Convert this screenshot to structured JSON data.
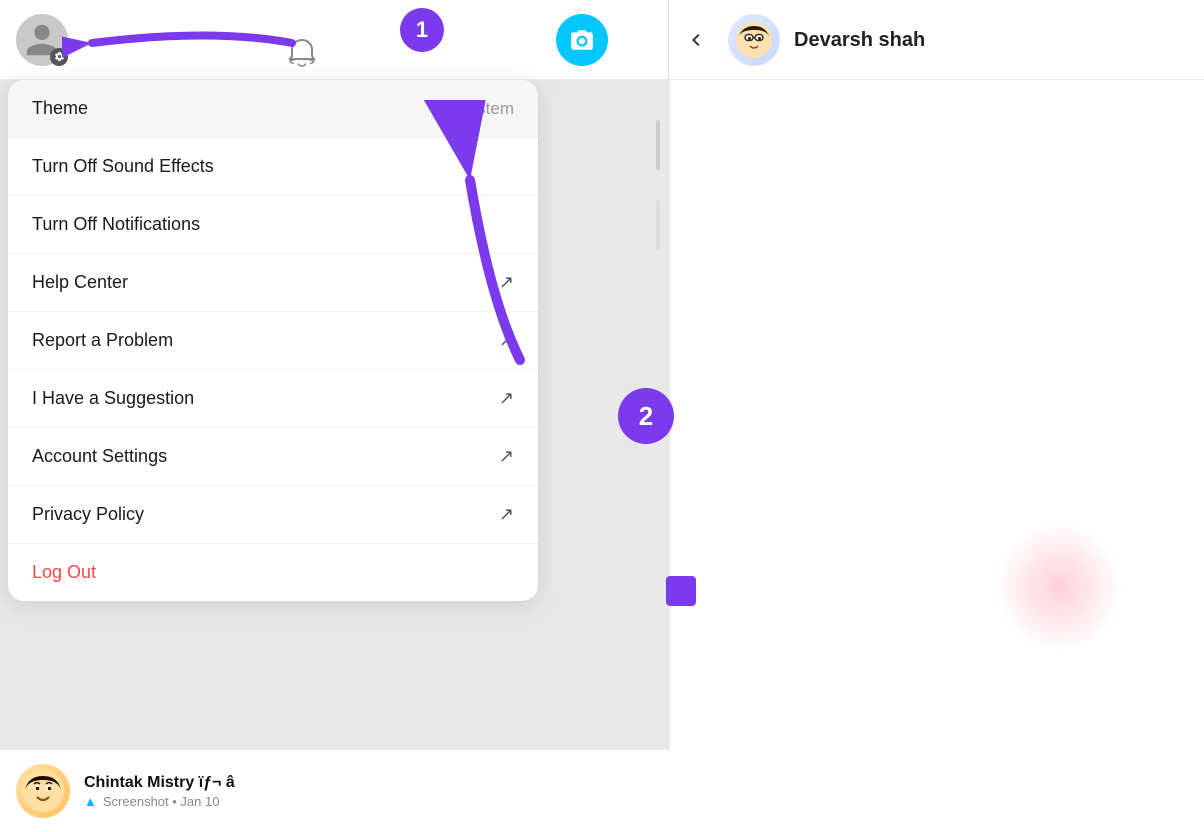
{
  "header": {
    "user_name": "Devarsh shah",
    "back_label": "<"
  },
  "annotations": {
    "badge_1": "1",
    "badge_2": "2"
  },
  "menu": {
    "items": [
      {
        "id": "theme",
        "label": "Theme",
        "value": "System",
        "external": false,
        "special": "theme"
      },
      {
        "id": "sound",
        "label": "Turn Off Sound Effects",
        "value": "",
        "external": false
      },
      {
        "id": "notifications",
        "label": "Turn Off Notifications",
        "value": "",
        "external": false
      },
      {
        "id": "help",
        "label": "Help Center",
        "value": "",
        "external": true
      },
      {
        "id": "report",
        "label": "Report a Problem",
        "value": "",
        "external": true
      },
      {
        "id": "suggestion",
        "label": "I Have a Suggestion",
        "value": "",
        "external": true
      },
      {
        "id": "account",
        "label": "Account Settings",
        "value": "",
        "external": true
      },
      {
        "id": "privacy",
        "label": "Privacy Policy",
        "value": "",
        "external": true
      },
      {
        "id": "logout",
        "label": "Log Out",
        "value": "",
        "external": false,
        "special": "logout"
      }
    ]
  },
  "bottom_contact": {
    "name": "Chintak Mistry ïƒ¬ â",
    "meta_icon": "snapchat",
    "meta_text": "Screenshot • Jan 10"
  }
}
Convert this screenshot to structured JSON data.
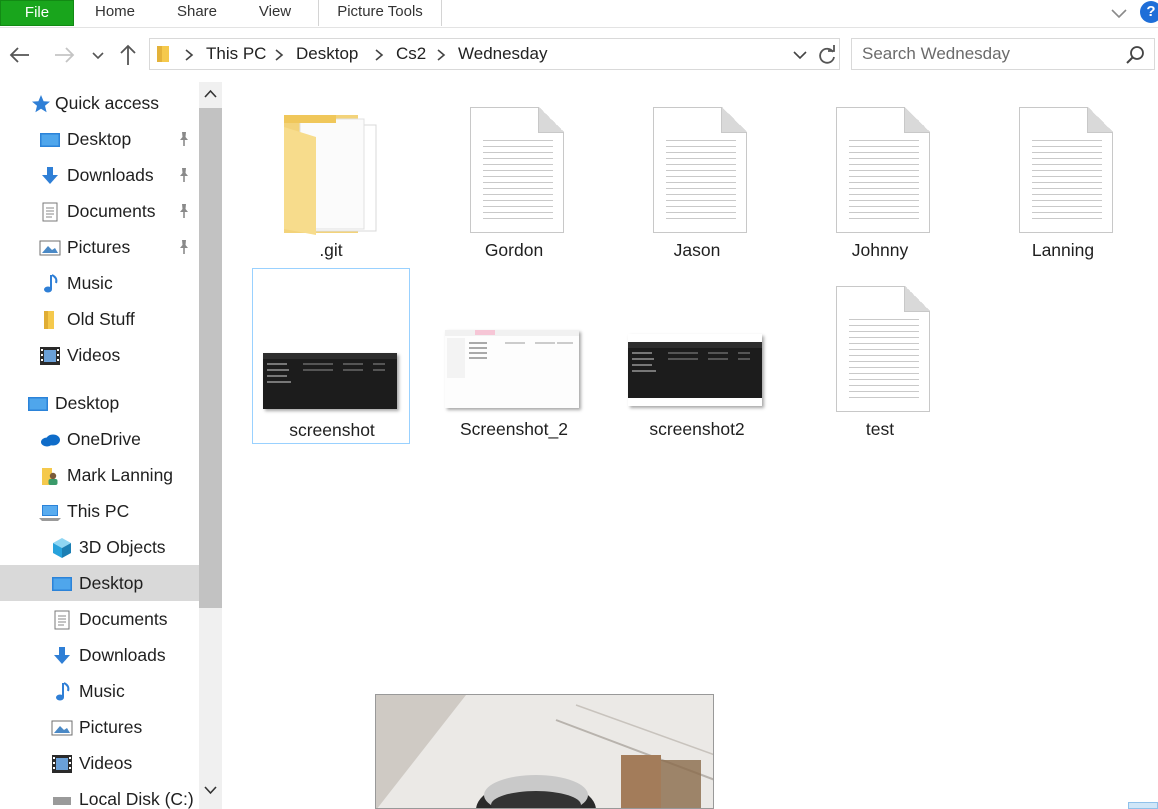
{
  "ribbon": {
    "tabs": [
      "File",
      "Home",
      "Share",
      "View",
      "Picture Tools"
    ],
    "help_label": "?"
  },
  "nav": {
    "breadcrumb": [
      "This PC",
      "Desktop",
      "Cs2",
      "Wednesday"
    ],
    "search_placeholder": "Search Wednesday"
  },
  "sidebar": {
    "items": [
      {
        "label": "Quick access",
        "icon": "star-icon",
        "pinned": false
      },
      {
        "label": "Desktop",
        "icon": "desktop-icon",
        "pinned": true
      },
      {
        "label": "Downloads",
        "icon": "download-icon",
        "pinned": true
      },
      {
        "label": "Documents",
        "icon": "document-icon",
        "pinned": true
      },
      {
        "label": "Pictures",
        "icon": "pictures-icon",
        "pinned": true
      },
      {
        "label": "Music",
        "icon": "music-icon",
        "pinned": false
      },
      {
        "label": "Old Stuff",
        "icon": "folder-icon",
        "pinned": false
      },
      {
        "label": "Videos",
        "icon": "videos-icon",
        "pinned": false
      },
      {
        "label": "Desktop",
        "icon": "desktop-icon",
        "pinned": false
      },
      {
        "label": "OneDrive",
        "icon": "cloud-icon",
        "pinned": false
      },
      {
        "label": "Mark Lanning",
        "icon": "user-folder-icon",
        "pinned": false
      },
      {
        "label": "This PC",
        "icon": "computer-icon",
        "pinned": false
      },
      {
        "label": "3D Objects",
        "icon": "cube-icon",
        "pinned": false
      },
      {
        "label": "Desktop",
        "icon": "desktop-icon",
        "pinned": false
      },
      {
        "label": "Documents",
        "icon": "document-icon",
        "pinned": false
      },
      {
        "label": "Downloads",
        "icon": "download-icon",
        "pinned": false
      },
      {
        "label": "Music",
        "icon": "music-icon",
        "pinned": false
      },
      {
        "label": "Pictures",
        "icon": "pictures-icon",
        "pinned": false
      },
      {
        "label": "Videos",
        "icon": "videos-icon",
        "pinned": false
      },
      {
        "label": "Local Disk (C:)",
        "icon": "disk-icon",
        "pinned": false
      }
    ],
    "selected_index": 13
  },
  "files": [
    {
      "name": ".git",
      "kind": "folder"
    },
    {
      "name": "Gordon",
      "kind": "text"
    },
    {
      "name": "Jason",
      "kind": "text"
    },
    {
      "name": "Johnny",
      "kind": "text"
    },
    {
      "name": "Lanning",
      "kind": "text"
    },
    {
      "name": "screenshot",
      "kind": "image-dark",
      "selected": true
    },
    {
      "name": "Screenshot_2",
      "kind": "image-light"
    },
    {
      "name": "screenshot2",
      "kind": "image-dark"
    },
    {
      "name": "test",
      "kind": "text"
    }
  ],
  "colors": {
    "file_tab": "#19a51c",
    "accent_blue": "#1e6ed8",
    "selection_border": "#99d1ff"
  }
}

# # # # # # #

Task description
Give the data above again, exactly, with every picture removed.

Expected answer
Convert this screenshot to structured JSON data.
{
  "header": {
    "user_name": "Devarsh shah",
    "back_label": "<"
  },
  "annotations": {
    "badge_1": "1",
    "badge_2": "2"
  },
  "menu": {
    "items": [
      {
        "id": "theme",
        "label": "Theme",
        "value": "System",
        "external": false,
        "special": "theme"
      },
      {
        "id": "sound",
        "label": "Turn Off Sound Effects",
        "value": "",
        "external": false
      },
      {
        "id": "notifications",
        "label": "Turn Off Notifications",
        "value": "",
        "external": false
      },
      {
        "id": "help",
        "label": "Help Center",
        "value": "",
        "external": true
      },
      {
        "id": "report",
        "label": "Report a Problem",
        "value": "",
        "external": true
      },
      {
        "id": "suggestion",
        "label": "I Have a Suggestion",
        "value": "",
        "external": true
      },
      {
        "id": "account",
        "label": "Account Settings",
        "value": "",
        "external": true
      },
      {
        "id": "privacy",
        "label": "Privacy Policy",
        "value": "",
        "external": true
      },
      {
        "id": "logout",
        "label": "Log Out",
        "value": "",
        "external": false,
        "special": "logout"
      }
    ]
  },
  "bottom_contact": {
    "name": "Chintak Mistry ïƒ¬ â",
    "meta_icon": "snapchat",
    "meta_text": "Screenshot • Jan 10"
  }
}
Convert this screenshot to structured JSON data.
{
  "ribbon": {
    "tabs": [
      "File",
      "Home",
      "Share",
      "View",
      "Picture Tools"
    ],
    "help_label": "?"
  },
  "nav": {
    "breadcrumb": [
      "This PC",
      "Desktop",
      "Cs2",
      "Wednesday"
    ],
    "search_placeholder": "Search Wednesday"
  },
  "sidebar": {
    "items": [
      {
        "label": "Quick access",
        "icon": "star-icon",
        "pinned": false
      },
      {
        "label": "Desktop",
        "icon": "desktop-icon",
        "pinned": true
      },
      {
        "label": "Downloads",
        "icon": "download-icon",
        "pinned": true
      },
      {
        "label": "Documents",
        "icon": "document-icon",
        "pinned": true
      },
      {
        "label": "Pictures",
        "icon": "pictures-icon",
        "pinned": true
      },
      {
        "label": "Music",
        "icon": "music-icon",
        "pinned": false
      },
      {
        "label": "Old Stuff",
        "icon": "folder-icon",
        "pinned": false
      },
      {
        "label": "Videos",
        "icon": "videos-icon",
        "pinned": false
      },
      {
        "label": "Desktop",
        "icon": "desktop-icon",
        "pinned": false
      },
      {
        "label": "OneDrive",
        "icon": "cloud-icon",
        "pinned": false
      },
      {
        "label": "Mark Lanning",
        "icon": "user-folder-icon",
        "pinned": false
      },
      {
        "label": "This PC",
        "icon": "computer-icon",
        "pinned": false
      },
      {
        "label": "3D Objects",
        "icon": "cube-icon",
        "pinned": false
      },
      {
        "label": "Desktop",
        "icon": "desktop-icon",
        "pinned": false
      },
      {
        "label": "Documents",
        "icon": "document-icon",
        "pinned": false
      },
      {
        "label": "Downloads",
        "icon": "download-icon",
        "pinned": false
      },
      {
        "label": "Music",
        "icon": "music-icon",
        "pinned": false
      },
      {
        "label": "Pictures",
        "icon": "pictures-icon",
        "pinned": false
      },
      {
        "label": "Videos",
        "icon": "videos-icon",
        "pinned": false
      },
      {
        "label": "Local Disk (C:)",
        "icon": "disk-icon",
        "pinned": false
      }
    ],
    "selected_index": 13
  },
  "files": [
    {
      "name": ".git",
      "kind": "folder"
    },
    {
      "name": "Gordon",
      "kind": "text"
    },
    {
      "name": "Jason",
      "kind": "text"
    },
    {
      "name": "Johnny",
      "kind": "text"
    },
    {
      "name": "Lanning",
      "kind": "text"
    },
    {
      "name": "screenshot",
      "kind": "image-dark",
      "selected": true
    },
    {
      "name": "Screenshot_2",
      "kind": "image-light"
    },
    {
      "name": "screenshot2",
      "kind": "image-dark"
    },
    {
      "name": "test",
      "kind": "text"
    }
  ],
  "colors": {
    "file_tab": "#19a51c",
    "accent_blue": "#1e6ed8",
    "selection_border": "#99d1ff"
  }
}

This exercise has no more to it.